Hunt through the lines below for the string "data" and copy each one that has it.

**ENTRIES PROVIDED**

________________

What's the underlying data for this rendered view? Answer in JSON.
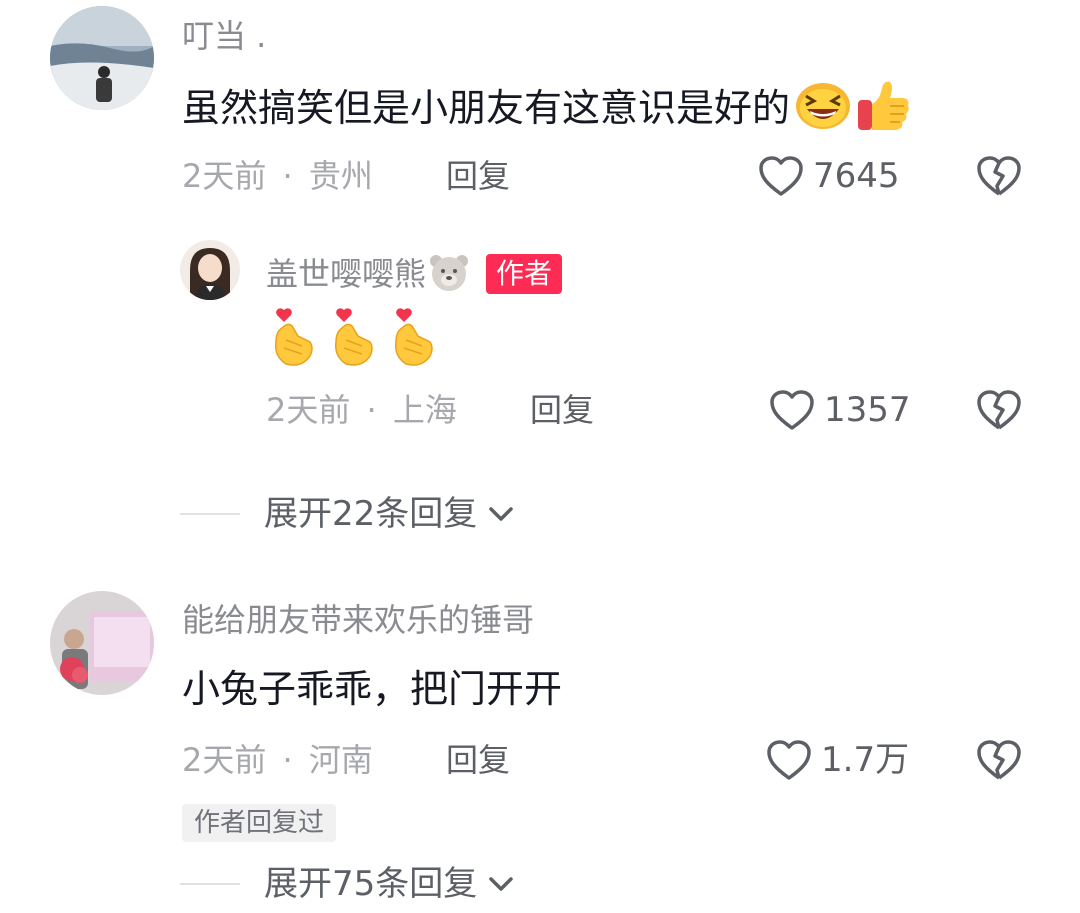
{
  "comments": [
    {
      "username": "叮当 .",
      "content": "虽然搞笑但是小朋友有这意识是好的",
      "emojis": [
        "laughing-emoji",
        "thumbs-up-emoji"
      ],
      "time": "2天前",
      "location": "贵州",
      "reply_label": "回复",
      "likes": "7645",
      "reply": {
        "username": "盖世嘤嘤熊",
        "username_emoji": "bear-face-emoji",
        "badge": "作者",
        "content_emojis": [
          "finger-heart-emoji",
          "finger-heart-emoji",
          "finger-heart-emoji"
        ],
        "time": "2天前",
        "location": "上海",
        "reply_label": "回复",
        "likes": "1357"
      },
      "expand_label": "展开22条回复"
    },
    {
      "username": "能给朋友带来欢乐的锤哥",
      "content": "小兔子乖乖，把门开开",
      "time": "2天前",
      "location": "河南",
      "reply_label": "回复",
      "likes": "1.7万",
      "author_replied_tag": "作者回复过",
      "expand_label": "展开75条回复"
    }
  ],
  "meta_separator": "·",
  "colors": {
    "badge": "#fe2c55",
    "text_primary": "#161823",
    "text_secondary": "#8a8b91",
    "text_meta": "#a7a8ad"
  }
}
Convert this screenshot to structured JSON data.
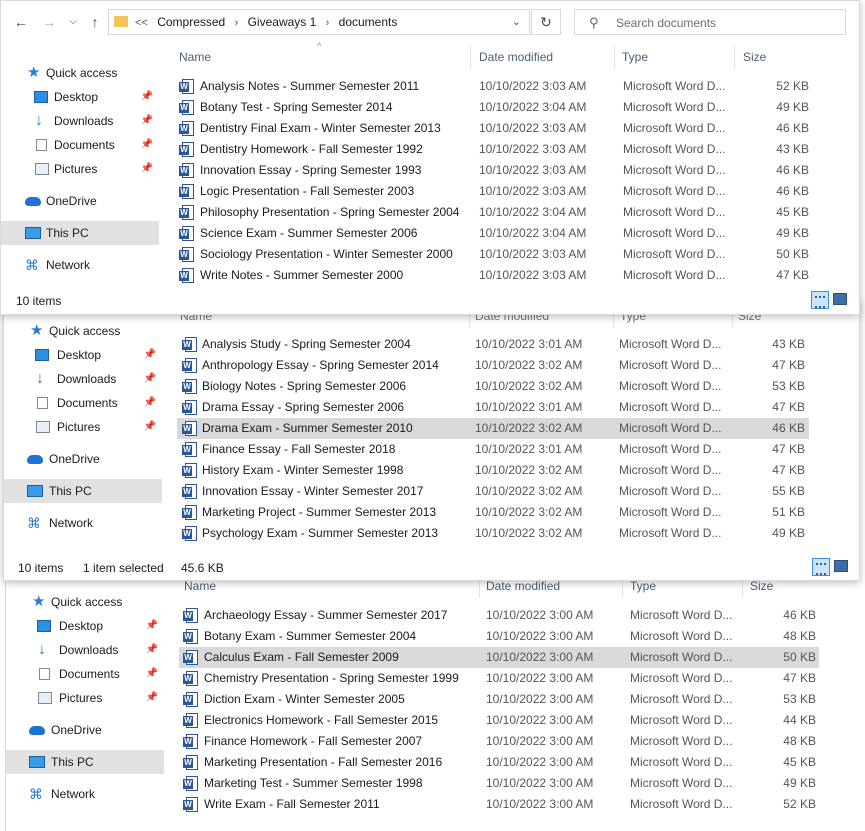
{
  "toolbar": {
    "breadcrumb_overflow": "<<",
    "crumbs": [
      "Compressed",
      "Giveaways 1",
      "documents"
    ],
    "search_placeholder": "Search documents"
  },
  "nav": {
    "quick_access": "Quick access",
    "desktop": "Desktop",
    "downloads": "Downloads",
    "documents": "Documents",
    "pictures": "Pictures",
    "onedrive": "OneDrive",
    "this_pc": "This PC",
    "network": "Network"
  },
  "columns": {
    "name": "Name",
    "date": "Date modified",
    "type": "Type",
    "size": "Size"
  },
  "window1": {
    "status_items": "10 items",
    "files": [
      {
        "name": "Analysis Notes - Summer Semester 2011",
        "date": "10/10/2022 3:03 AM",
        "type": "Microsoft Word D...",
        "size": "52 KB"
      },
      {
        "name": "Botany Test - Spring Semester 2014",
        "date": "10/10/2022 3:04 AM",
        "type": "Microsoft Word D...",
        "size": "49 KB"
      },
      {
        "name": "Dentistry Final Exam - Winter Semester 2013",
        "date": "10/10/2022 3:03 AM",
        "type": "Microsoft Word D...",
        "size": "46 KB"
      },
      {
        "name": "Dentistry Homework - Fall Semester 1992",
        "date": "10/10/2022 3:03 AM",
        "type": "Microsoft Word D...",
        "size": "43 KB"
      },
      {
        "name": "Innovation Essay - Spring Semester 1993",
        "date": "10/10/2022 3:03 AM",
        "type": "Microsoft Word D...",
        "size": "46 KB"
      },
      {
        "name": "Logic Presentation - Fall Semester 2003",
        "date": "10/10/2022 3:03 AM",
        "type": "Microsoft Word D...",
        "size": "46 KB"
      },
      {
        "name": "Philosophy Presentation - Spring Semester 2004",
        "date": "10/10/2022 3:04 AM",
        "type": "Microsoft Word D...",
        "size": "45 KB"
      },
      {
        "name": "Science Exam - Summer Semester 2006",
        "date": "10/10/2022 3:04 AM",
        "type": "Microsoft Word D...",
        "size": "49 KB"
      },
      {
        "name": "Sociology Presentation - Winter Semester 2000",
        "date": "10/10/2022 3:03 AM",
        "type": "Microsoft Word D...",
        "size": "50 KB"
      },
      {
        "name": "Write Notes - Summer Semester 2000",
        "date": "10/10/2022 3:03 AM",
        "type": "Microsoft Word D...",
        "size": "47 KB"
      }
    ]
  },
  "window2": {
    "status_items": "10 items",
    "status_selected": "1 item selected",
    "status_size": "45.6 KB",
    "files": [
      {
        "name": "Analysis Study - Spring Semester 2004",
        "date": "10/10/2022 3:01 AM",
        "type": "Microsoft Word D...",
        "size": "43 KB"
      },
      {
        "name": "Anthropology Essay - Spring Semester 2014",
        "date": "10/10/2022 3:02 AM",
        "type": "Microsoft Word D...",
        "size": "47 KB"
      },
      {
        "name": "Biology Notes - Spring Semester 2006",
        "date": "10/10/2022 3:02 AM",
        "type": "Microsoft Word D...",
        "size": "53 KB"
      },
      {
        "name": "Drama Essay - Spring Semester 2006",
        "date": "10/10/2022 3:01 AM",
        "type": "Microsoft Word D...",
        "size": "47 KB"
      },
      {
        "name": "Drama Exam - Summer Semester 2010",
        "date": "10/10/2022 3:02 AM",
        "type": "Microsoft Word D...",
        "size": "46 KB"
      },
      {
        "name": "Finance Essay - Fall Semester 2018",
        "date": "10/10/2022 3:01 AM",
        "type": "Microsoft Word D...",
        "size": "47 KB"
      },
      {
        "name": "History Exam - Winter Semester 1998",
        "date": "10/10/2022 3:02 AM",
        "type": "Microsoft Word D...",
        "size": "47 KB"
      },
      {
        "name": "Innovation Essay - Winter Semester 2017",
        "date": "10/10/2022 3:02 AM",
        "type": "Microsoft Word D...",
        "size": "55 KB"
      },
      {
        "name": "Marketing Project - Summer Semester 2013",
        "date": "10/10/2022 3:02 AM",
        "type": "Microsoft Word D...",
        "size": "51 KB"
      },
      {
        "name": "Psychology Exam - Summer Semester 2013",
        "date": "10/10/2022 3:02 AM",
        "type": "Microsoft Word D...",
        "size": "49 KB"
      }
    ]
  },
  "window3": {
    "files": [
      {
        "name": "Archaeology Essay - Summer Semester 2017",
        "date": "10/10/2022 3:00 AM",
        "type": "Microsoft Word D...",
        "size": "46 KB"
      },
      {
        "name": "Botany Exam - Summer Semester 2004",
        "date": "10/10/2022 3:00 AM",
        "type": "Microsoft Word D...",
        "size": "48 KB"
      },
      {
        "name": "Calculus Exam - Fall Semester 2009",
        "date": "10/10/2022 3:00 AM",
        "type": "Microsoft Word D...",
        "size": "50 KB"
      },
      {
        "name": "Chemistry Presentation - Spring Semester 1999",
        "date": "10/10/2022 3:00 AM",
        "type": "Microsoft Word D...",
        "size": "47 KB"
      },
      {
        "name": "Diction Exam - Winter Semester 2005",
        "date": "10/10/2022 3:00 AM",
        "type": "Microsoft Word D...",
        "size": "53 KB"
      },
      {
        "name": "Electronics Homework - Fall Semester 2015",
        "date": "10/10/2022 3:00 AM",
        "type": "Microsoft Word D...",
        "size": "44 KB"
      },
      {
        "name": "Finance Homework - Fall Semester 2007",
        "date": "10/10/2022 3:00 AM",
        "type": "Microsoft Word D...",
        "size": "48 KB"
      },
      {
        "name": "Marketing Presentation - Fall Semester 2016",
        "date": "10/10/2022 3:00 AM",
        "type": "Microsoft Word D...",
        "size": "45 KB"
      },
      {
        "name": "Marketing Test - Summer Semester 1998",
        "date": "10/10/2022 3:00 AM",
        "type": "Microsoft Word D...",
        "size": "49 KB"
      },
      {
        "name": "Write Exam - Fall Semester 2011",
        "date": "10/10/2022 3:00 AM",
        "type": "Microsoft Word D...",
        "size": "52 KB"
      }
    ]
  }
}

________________

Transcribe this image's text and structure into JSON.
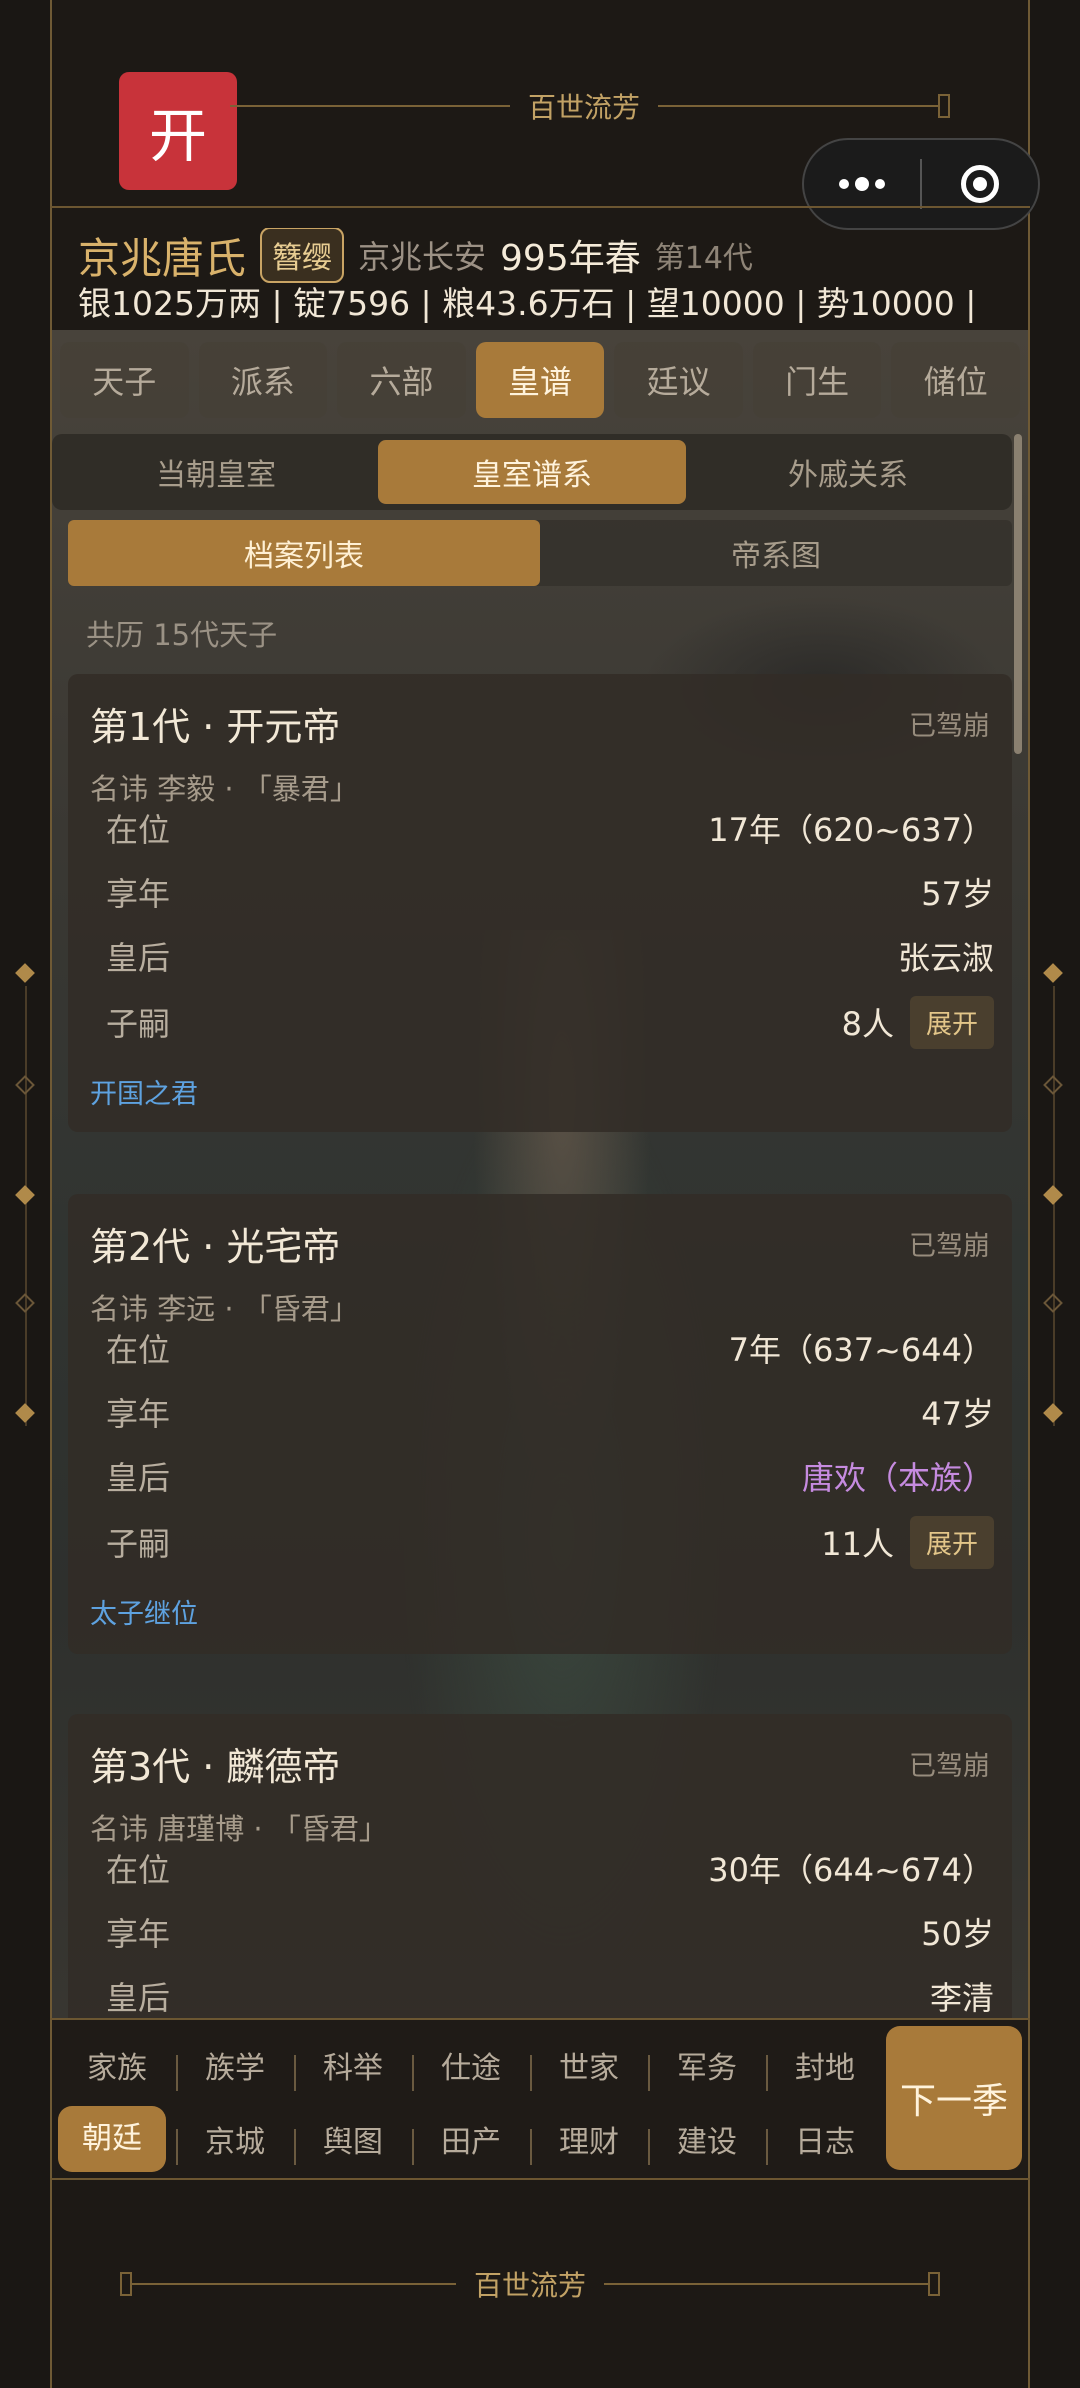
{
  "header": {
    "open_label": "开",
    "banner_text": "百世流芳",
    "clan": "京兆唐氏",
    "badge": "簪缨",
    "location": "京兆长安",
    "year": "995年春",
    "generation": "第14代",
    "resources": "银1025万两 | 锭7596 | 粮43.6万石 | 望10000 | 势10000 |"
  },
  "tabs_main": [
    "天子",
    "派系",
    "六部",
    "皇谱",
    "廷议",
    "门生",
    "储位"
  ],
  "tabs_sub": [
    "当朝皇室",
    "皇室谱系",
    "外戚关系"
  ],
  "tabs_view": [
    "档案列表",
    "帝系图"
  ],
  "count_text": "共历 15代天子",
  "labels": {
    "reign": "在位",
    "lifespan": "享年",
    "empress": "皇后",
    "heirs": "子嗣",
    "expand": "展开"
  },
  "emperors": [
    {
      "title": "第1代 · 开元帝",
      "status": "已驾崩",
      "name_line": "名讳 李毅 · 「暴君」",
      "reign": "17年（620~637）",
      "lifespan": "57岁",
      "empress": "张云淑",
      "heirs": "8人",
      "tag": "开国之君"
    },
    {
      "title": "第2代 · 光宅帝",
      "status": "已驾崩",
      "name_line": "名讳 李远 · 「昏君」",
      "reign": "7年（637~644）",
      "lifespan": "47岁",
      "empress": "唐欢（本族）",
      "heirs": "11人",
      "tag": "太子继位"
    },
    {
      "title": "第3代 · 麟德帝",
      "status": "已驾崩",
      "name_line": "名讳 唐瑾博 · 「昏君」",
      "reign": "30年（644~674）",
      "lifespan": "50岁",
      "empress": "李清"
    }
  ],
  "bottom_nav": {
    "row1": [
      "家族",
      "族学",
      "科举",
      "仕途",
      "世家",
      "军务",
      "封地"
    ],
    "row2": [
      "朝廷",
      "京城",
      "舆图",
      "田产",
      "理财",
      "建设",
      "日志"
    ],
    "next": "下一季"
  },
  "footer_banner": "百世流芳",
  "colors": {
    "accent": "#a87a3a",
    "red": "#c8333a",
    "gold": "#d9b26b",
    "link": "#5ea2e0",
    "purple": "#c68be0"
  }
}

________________

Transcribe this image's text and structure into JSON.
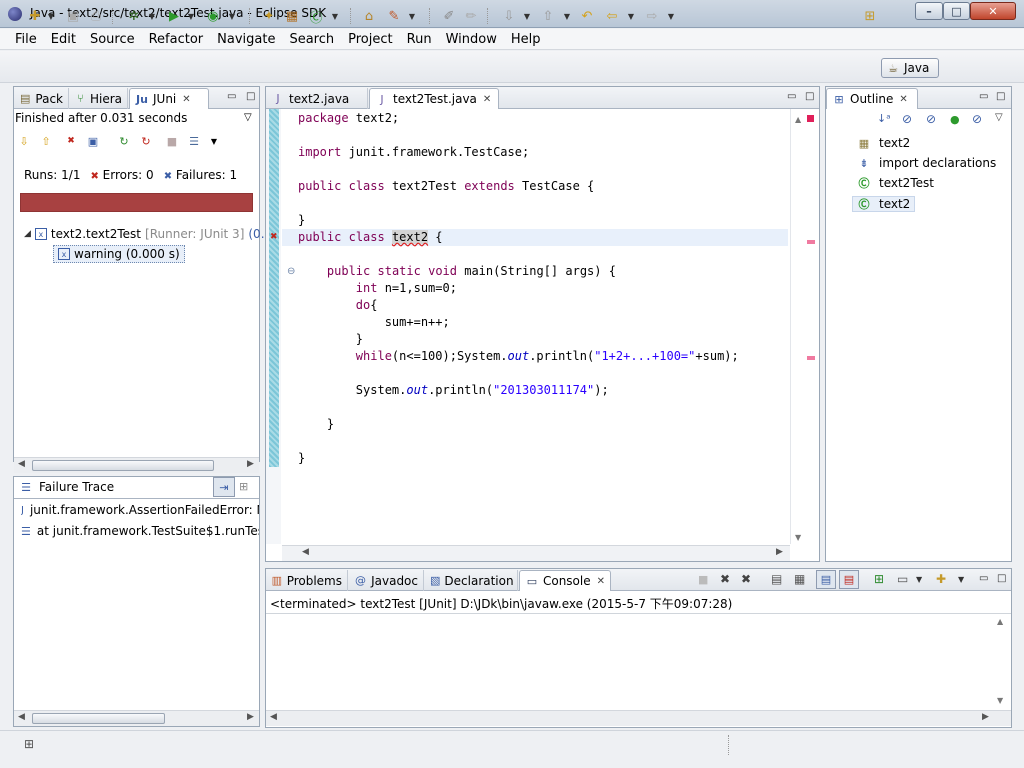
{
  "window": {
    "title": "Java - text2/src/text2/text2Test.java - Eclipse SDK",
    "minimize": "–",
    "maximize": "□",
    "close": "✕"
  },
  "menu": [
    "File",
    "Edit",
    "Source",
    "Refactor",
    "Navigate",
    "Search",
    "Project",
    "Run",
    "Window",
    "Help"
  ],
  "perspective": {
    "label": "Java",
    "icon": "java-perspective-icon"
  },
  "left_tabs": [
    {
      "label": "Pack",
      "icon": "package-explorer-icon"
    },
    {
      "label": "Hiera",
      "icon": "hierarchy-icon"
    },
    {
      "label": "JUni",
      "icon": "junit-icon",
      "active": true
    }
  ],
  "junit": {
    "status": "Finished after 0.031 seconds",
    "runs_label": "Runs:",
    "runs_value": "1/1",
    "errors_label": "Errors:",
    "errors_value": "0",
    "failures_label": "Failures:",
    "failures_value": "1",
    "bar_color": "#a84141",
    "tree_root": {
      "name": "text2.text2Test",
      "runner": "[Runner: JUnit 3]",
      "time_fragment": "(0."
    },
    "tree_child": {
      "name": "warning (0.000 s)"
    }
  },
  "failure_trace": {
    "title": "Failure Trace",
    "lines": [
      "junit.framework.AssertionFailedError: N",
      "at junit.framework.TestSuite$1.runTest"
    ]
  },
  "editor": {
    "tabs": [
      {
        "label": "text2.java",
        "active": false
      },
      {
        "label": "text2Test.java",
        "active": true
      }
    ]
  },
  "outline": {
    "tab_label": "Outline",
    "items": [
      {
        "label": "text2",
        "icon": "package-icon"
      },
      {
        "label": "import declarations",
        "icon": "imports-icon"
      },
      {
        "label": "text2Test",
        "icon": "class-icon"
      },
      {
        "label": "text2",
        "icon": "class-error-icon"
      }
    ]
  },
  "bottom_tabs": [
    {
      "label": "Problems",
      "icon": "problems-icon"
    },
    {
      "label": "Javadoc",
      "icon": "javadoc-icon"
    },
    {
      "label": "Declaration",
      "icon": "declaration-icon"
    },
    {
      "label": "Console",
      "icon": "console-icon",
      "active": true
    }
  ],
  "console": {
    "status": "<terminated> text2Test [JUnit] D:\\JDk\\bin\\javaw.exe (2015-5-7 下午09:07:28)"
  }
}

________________

**EXERCISE RESULT**
What's the underlying data for this rendered view? Answer in JSON.
Convert this screenshot to structured JSON data.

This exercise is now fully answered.